• **Assignment**:
Each line that includes "Introduction" must be copied from the records.

• **Input data**:
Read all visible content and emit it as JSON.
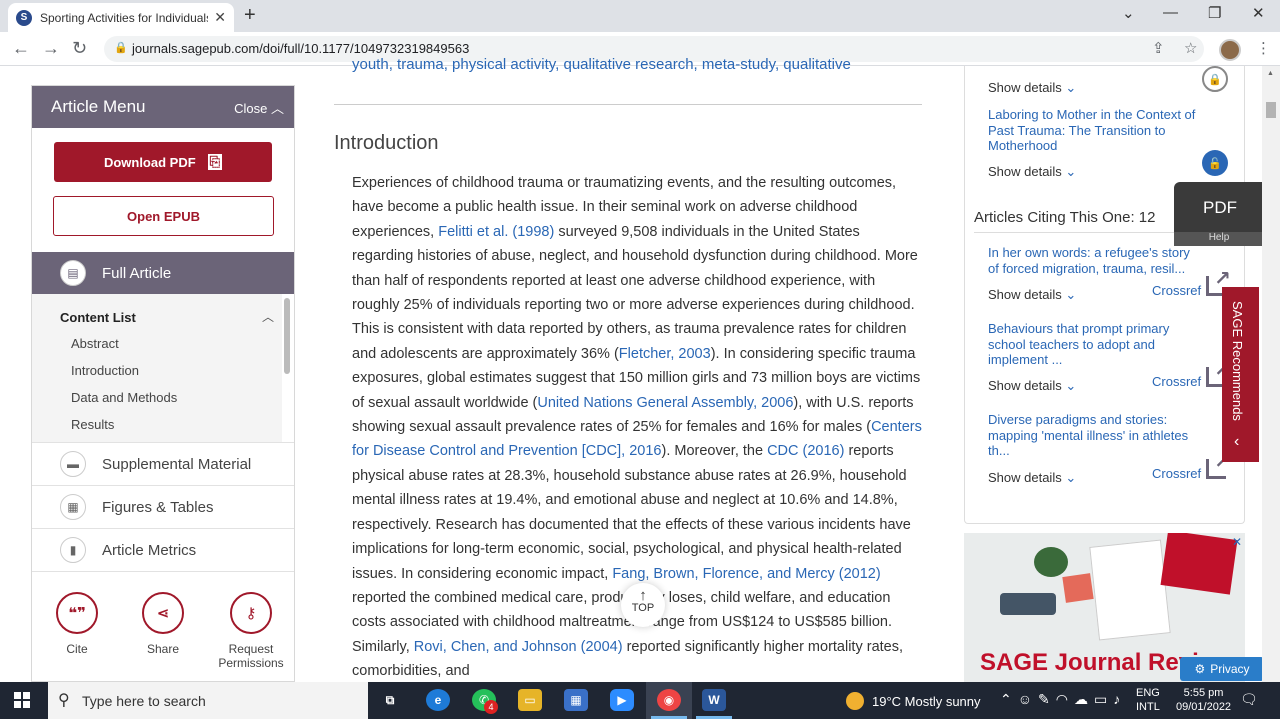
{
  "browser": {
    "tab_title": "Sporting Activities for Individuals",
    "tab_favicon": "S",
    "url": "journals.sagepub.com/doi/full/10.1177/1049732319849563"
  },
  "menu": {
    "title": "Article Menu",
    "close_label": "Close",
    "download_pdf": "Download PDF",
    "open_epub": "Open EPUB",
    "full_article": "Full Article",
    "content_list_title": "Content List",
    "content_items": [
      "Abstract",
      "Introduction",
      "Data and Methods",
      "Results"
    ],
    "sections": [
      "Supplemental Material",
      "Figures & Tables",
      "Article Metrics"
    ],
    "actions": {
      "cite": "Cite",
      "share": "Share",
      "request_1": "Request",
      "request_2": "Permissions"
    }
  },
  "article": {
    "keywords": "youth, trauma, physical activity, qualitative research, meta-study, qualitative",
    "heading": "Introduction",
    "p": [
      "Experiences of childhood trauma or traumatizing events, and the resulting outcomes, have become a public health issue. In their seminal work on adverse childhood experiences, ",
      "Felitti et al. (1998)",
      " surveyed 9,508 individuals in the United States regarding histories of abuse, neglect, and household dysfunction during childhood. More than half of respondents reported at least one adverse childhood experience, with roughly 25% of individuals reporting two or more adverse experiences during childhood. This is consistent with data reported by others, as trauma prevalence rates for children and adolescents are approximately 36% (",
      "Fletcher, 2003",
      "). In considering specific trauma exposures, global estimates suggest that 150 million girls and 73 million boys are victims of sexual assault worldwide (",
      "United Nations General Assembly, 2006",
      "), with U.S. reports showing sexual assault prevalence rates of 25% for females and 16% for males (",
      "Centers for Disease Control and Prevention [CDC], 2016",
      "). Moreover, the ",
      "CDC (2016)",
      " reports physical abuse rates at 28.3%, household substance abuse rates at 26.9%, household mental illness rates at 19.4%, and emotional abuse and neglect at 10.6% and 14.8%, respectively. Research has documented that the effects of these various incidents have implications for long-term economic, social, psychological, and physical health-related issues. In considering economic impact, ",
      "Fang, Brown, Florence, and Mercy (2012)",
      " reported the combined medical care, productivity loses, child welfare, and education costs associated with childhood maltreatment range from US$124 to US$585 billion. Similarly, ",
      "Rovi, Chen, and Johnson (2004)",
      " reported significantly higher mortality rates, comorbidities, and"
    ],
    "top_label": "TOP"
  },
  "sidebar": {
    "show_details": "Show details",
    "related_link": "Laboring to Mother in the Context of Past Trauma: The Transition to Motherhood",
    "citing_title": "Articles Citing This One: 12",
    "citing": [
      {
        "title": "In her own words: a refugee's story of forced migration, trauma, resil...",
        "source": "Crossref"
      },
      {
        "title": "Behaviours that prompt primary school teachers to adopt and implement ...",
        "source": "Crossref"
      },
      {
        "title": "Diverse paradigms and stories: mapping 'mental illness' in athletes th...",
        "source": "Crossref"
      }
    ],
    "pdf_widget": "PDF",
    "help": "Help",
    "sage_recommends": "SAGE Recommends",
    "ad_text": "SAGE Journal Reviewer Gatew",
    "privacy": "Privacy"
  },
  "taskbar": {
    "search_placeholder": "Type here to search",
    "weather": "19°C  Mostly sunny",
    "lang1": "ENG",
    "lang2": "INTL",
    "time": "5:55 pm",
    "date": "09/01/2022",
    "whatsapp_badge": "4"
  },
  "colors": {
    "sage_red": "#a0182a",
    "menu_purple": "#6b6478",
    "link_blue": "#2a67b5"
  }
}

• **Solution to the problem**:
      "Introduction",
    "heading": "Introduction",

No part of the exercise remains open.